Nachos topped with some form of meat are always going to be a filling and delicious meal.
To make sure your nachos are the healthiest version of themselves, the featured meat needs to be healthy.
Look for lean ground beef, chicken, or turkey, and don’t fry it in a bunch of oil beforehand.
Instead of using too-much oil for flavor, collect all your spices together and generously sprinkle them over the meat instead.
Spices like cumin, chili powder, and paprika are all insanely good at bringing a Mexican edge of flavor minus the fat.
Another controversial one that dedicated carnivores may scoff at is to swap the meat out for beans.
The healthiest beans that make sense in nachos are pinto and black beans.
These two varieties are low in fat while remaining high in protein and fiber.

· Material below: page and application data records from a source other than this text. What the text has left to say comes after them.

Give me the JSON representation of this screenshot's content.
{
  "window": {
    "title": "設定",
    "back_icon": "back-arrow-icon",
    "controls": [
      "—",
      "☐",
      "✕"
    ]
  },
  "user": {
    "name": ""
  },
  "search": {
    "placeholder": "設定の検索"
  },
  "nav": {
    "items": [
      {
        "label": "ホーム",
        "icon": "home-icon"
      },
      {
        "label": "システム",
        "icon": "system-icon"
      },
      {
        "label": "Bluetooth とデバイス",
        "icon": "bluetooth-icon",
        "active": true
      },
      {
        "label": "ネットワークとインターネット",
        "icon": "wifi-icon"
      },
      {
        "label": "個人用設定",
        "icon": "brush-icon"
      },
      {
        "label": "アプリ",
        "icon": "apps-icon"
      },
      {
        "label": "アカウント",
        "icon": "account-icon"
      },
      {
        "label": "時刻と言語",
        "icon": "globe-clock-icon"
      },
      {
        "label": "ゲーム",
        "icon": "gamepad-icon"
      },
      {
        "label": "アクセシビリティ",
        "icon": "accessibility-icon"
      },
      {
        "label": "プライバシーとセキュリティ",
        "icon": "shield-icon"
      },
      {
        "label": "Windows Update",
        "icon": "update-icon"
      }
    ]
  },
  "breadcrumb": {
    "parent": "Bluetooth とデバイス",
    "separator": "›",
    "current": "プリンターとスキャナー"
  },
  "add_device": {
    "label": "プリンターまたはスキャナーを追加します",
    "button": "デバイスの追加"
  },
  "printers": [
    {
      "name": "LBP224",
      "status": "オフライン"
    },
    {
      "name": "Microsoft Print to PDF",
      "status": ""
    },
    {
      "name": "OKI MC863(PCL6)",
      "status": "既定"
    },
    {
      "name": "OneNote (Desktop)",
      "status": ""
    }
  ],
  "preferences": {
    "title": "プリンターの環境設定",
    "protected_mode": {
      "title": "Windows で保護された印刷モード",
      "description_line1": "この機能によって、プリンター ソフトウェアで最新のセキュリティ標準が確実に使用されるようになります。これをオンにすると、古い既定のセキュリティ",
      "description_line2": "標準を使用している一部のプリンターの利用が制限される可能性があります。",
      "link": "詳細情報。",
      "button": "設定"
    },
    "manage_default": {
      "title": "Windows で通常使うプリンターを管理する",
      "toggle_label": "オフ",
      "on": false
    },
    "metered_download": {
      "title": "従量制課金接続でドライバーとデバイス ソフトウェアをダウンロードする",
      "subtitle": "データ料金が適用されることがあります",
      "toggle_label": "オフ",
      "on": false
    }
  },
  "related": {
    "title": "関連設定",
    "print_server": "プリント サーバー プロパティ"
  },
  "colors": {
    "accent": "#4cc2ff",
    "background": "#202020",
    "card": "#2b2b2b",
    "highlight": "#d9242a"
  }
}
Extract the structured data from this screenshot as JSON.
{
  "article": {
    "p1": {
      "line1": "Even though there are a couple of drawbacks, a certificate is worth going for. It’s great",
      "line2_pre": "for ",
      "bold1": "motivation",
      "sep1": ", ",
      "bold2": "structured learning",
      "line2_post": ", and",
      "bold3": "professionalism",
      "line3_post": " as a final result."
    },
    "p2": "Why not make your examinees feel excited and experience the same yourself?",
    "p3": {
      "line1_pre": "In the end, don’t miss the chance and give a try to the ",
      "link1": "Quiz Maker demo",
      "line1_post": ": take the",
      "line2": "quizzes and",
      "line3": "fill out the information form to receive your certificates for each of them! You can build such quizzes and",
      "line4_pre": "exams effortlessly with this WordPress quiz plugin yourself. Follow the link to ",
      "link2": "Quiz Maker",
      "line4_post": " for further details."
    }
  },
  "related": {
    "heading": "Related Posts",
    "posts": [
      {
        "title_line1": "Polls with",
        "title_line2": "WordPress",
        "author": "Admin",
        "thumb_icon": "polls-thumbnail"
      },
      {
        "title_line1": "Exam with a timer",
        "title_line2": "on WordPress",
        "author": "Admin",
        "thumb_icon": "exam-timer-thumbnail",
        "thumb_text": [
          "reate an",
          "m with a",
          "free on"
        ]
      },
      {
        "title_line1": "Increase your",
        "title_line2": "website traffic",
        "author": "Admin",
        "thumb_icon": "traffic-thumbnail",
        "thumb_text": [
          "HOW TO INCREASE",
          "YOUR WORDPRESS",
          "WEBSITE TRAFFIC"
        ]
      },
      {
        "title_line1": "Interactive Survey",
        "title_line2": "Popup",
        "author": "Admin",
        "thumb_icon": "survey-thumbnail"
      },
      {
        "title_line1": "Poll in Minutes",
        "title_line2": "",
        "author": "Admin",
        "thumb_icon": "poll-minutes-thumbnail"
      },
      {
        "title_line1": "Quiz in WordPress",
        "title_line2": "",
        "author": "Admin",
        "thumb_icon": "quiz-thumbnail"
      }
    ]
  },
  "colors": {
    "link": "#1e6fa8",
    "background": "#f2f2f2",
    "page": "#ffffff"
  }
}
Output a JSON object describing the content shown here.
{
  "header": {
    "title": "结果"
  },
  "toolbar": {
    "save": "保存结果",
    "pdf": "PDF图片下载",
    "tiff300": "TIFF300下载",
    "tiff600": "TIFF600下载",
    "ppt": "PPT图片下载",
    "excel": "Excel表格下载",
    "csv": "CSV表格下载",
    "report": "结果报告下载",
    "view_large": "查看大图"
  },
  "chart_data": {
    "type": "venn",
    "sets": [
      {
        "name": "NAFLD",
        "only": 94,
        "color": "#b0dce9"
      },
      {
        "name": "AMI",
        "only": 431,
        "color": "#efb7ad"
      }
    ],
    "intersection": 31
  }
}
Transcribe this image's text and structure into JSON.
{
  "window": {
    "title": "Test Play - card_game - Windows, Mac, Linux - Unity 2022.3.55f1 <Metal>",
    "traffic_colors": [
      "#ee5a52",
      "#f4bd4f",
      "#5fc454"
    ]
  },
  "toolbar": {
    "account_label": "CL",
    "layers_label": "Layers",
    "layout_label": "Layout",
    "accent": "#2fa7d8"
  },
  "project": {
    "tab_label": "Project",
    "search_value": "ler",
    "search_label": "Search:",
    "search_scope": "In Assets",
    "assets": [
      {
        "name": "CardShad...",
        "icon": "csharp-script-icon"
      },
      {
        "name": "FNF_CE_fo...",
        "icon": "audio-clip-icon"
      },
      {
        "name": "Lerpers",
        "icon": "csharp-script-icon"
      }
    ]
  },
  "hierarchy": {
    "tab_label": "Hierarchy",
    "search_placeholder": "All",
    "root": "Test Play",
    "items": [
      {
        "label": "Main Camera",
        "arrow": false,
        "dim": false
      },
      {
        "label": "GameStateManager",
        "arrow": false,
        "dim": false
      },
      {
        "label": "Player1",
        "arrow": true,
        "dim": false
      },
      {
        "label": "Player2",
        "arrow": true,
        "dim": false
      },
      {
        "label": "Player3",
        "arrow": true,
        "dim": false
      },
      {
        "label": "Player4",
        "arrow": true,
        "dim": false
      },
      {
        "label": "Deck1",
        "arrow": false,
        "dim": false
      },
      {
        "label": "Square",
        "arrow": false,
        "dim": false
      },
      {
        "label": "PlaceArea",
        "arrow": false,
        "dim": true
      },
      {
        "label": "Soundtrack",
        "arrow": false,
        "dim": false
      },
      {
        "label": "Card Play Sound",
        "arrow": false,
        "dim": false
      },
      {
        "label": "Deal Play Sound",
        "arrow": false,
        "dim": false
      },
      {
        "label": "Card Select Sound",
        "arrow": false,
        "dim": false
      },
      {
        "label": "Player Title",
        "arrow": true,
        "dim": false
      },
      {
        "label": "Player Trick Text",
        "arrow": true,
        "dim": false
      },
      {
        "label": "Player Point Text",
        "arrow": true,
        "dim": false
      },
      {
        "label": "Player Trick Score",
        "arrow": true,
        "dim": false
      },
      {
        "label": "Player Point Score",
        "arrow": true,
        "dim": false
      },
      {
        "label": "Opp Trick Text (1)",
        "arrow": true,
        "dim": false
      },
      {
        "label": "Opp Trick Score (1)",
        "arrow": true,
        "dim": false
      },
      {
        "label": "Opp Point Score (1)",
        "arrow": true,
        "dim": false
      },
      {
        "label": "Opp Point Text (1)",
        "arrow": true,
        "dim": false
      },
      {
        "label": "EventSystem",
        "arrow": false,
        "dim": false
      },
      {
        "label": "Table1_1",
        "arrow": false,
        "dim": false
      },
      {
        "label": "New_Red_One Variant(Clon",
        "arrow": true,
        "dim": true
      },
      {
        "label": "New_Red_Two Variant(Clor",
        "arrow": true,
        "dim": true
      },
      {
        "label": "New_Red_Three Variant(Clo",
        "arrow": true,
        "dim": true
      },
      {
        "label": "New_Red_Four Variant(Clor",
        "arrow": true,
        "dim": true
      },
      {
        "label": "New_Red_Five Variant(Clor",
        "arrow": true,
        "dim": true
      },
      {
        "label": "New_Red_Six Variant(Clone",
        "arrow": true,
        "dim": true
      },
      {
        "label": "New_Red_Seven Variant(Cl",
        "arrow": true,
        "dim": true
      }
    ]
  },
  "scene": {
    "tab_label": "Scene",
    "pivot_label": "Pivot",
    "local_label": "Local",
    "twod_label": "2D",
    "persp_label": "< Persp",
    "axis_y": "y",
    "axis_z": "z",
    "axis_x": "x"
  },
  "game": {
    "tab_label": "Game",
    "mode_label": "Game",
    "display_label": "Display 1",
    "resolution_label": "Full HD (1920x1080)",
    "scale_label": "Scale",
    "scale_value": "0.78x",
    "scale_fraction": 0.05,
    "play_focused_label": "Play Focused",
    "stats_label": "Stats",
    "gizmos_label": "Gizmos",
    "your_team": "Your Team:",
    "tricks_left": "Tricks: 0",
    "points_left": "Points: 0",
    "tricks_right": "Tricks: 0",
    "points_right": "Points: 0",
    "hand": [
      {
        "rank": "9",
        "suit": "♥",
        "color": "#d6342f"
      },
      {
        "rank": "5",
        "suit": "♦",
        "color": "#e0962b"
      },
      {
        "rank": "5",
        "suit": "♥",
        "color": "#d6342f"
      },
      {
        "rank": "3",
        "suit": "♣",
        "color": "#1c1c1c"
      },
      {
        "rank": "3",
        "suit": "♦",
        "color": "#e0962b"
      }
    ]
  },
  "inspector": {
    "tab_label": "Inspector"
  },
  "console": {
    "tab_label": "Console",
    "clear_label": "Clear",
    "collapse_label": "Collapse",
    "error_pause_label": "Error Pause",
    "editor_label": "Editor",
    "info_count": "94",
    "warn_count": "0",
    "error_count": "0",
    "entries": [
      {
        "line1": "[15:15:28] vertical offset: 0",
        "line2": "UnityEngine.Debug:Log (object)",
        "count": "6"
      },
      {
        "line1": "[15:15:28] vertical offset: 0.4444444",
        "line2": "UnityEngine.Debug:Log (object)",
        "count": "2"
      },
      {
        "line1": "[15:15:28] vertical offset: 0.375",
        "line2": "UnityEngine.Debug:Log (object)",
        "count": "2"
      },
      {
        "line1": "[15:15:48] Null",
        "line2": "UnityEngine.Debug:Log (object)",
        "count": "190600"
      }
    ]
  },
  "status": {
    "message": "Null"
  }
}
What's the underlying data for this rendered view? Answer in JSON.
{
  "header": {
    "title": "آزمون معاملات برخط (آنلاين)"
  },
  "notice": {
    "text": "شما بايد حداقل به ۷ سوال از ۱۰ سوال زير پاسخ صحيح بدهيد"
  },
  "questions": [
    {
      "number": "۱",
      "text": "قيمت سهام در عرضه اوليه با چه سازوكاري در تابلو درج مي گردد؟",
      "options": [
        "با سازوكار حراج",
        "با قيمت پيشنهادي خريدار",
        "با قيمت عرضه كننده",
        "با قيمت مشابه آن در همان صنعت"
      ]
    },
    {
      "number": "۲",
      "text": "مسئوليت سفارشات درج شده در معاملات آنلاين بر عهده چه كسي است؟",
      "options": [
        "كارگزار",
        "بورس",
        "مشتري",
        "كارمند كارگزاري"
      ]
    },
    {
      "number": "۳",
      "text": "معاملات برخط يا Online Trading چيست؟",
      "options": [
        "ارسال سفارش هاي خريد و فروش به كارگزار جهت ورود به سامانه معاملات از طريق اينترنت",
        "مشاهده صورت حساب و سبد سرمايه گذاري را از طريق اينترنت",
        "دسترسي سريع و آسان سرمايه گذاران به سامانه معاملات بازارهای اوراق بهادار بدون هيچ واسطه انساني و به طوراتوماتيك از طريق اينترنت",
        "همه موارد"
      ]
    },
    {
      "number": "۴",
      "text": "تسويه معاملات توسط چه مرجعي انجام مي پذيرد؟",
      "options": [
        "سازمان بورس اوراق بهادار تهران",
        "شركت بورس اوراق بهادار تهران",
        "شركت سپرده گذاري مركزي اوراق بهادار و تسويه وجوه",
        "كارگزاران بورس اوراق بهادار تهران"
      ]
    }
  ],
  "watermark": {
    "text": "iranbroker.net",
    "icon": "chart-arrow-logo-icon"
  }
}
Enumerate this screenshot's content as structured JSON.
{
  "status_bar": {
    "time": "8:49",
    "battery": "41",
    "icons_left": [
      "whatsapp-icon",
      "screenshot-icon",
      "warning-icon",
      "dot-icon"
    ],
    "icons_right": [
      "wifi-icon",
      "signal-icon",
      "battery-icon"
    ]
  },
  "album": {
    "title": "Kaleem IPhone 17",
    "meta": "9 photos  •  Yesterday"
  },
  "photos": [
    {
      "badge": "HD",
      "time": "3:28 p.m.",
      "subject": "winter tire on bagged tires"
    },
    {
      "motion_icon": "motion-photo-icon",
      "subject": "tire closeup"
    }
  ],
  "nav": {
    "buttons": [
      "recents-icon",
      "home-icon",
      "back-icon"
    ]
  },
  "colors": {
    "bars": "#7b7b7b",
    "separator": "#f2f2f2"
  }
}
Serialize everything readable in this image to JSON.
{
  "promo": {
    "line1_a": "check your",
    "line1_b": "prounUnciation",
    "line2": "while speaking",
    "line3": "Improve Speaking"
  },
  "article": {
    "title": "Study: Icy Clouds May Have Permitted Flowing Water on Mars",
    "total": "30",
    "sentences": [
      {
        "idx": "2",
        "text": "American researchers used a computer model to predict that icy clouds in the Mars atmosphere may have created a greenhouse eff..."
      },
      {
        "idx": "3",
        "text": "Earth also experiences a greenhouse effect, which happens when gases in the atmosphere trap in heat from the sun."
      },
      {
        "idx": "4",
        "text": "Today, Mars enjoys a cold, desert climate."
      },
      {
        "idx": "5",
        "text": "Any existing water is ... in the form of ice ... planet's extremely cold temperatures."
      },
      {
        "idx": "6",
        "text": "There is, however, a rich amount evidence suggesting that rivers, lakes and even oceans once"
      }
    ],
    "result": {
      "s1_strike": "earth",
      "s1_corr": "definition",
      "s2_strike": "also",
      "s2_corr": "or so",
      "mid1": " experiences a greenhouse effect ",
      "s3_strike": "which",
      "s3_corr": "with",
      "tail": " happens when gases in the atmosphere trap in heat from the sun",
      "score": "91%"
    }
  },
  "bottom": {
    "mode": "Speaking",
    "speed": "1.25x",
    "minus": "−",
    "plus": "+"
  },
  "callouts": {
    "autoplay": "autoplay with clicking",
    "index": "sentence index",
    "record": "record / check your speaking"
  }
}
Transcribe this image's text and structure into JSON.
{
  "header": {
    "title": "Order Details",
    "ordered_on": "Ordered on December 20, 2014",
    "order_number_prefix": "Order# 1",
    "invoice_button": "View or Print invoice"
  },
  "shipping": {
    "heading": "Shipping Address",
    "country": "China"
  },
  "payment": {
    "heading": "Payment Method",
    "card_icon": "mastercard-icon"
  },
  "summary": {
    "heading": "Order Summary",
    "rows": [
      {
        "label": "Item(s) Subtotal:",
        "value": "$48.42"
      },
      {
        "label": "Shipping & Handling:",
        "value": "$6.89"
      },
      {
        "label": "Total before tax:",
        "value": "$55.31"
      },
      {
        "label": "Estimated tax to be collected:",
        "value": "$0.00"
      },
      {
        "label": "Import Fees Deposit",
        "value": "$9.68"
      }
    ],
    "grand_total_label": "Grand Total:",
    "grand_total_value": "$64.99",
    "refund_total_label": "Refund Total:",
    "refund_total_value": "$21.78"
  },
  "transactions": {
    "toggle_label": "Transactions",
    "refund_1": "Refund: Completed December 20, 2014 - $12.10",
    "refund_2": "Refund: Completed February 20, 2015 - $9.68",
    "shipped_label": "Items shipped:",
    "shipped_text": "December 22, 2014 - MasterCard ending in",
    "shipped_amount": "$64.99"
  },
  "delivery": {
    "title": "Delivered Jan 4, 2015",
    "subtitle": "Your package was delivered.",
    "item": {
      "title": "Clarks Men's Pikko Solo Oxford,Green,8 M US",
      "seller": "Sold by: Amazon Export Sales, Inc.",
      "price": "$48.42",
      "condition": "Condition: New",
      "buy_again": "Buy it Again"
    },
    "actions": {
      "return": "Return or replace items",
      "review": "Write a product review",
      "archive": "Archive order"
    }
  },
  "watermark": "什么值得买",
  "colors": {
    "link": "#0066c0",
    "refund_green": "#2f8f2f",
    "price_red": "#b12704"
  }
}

If you can, try to avoid adding refried beans as these will have a much higher fat content.
So there you have it. The three worst offenders of your favorite Mexican meal have been found out and seen to.
Whether you want to keep it traditional with tortilla chips, meat, and cheese.
Or, if you are feeling adventurous and want to shake up your nachos’ preconceptions for a healthier alternative, we hope this article hasn’t discouraged your love for nachos, only grown it.
- How Many Calories In A Bratwurst? - May 9, 2023
- How Many Calories In A McDonald’s Ice Cream Cone? - May 9, 2023
- How Many Calories In Chick-Fil-A Fries? - May 9, 2023